- [THE TASK]: Filter the records down to the lines that hold the word "JSON", and copy each of those lines.

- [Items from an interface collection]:
Segment Open
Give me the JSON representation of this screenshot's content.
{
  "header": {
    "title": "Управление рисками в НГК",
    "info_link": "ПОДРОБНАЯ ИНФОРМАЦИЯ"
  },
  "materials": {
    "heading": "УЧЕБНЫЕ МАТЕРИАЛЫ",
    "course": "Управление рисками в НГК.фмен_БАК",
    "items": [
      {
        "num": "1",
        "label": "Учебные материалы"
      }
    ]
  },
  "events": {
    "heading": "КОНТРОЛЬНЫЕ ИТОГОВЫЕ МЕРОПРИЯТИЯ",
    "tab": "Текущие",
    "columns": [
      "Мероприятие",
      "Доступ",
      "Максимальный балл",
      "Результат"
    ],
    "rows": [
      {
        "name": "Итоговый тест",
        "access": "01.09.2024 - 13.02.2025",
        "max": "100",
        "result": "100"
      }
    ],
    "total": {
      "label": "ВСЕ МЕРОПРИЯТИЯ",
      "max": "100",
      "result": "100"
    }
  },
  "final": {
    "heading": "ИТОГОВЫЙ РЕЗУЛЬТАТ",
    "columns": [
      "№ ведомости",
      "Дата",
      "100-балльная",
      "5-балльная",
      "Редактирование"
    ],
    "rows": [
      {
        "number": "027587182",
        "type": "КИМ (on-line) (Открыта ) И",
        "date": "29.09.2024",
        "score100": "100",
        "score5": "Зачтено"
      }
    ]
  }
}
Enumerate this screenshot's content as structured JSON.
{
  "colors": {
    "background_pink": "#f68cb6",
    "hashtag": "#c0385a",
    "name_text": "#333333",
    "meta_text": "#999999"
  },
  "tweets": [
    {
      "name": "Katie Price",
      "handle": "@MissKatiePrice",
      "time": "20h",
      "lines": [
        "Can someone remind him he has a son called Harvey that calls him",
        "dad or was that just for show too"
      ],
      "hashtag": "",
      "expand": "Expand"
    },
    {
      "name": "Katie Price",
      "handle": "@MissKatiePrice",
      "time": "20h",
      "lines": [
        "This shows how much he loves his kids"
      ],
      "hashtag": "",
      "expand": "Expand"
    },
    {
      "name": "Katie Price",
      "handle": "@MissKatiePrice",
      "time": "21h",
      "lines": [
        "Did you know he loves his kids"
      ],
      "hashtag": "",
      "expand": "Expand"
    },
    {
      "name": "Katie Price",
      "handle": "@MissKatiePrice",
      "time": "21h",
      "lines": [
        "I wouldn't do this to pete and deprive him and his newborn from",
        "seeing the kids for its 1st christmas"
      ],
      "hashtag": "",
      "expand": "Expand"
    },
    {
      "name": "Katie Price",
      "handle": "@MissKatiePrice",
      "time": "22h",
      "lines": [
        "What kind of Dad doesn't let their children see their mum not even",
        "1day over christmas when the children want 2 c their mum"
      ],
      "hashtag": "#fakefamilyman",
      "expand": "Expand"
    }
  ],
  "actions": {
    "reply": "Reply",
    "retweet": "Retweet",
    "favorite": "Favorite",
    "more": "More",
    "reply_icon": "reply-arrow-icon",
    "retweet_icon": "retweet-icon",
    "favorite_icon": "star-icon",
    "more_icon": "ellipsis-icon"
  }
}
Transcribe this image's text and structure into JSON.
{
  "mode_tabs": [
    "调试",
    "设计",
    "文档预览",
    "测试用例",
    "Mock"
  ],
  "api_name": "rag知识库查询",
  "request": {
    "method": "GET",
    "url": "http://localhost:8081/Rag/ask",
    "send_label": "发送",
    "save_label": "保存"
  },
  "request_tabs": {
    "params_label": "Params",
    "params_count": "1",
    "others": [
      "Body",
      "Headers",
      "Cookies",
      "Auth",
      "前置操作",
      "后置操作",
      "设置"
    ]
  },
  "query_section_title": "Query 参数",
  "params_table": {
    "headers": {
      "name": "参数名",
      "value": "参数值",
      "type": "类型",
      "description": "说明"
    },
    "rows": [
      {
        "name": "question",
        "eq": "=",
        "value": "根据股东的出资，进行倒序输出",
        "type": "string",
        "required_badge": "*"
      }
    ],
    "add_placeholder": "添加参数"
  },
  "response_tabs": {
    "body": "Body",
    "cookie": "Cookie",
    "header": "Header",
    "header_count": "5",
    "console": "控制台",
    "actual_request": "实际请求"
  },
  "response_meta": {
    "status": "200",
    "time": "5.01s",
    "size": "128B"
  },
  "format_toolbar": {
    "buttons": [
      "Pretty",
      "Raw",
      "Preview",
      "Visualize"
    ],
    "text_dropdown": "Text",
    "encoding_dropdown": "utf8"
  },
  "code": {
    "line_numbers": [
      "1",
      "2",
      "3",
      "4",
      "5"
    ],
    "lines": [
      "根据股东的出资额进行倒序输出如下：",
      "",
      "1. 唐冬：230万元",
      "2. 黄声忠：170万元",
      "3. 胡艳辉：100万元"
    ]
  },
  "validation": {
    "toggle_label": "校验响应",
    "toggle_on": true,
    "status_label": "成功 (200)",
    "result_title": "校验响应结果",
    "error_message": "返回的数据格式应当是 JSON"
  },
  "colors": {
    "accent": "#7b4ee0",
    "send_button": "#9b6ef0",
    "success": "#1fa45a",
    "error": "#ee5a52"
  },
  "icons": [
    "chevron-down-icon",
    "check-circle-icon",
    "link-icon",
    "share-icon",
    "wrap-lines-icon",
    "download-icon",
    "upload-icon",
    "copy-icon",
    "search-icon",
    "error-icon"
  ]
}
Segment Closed
- [SOLVED EXERCISE]:
Give me the JSON representation of this screenshot's content.
Enumerate this screenshot's content as structured JSON.
Transcribe this image's text and structure into JSON.
    "error_message": "返回的数据格式应当是 JSON"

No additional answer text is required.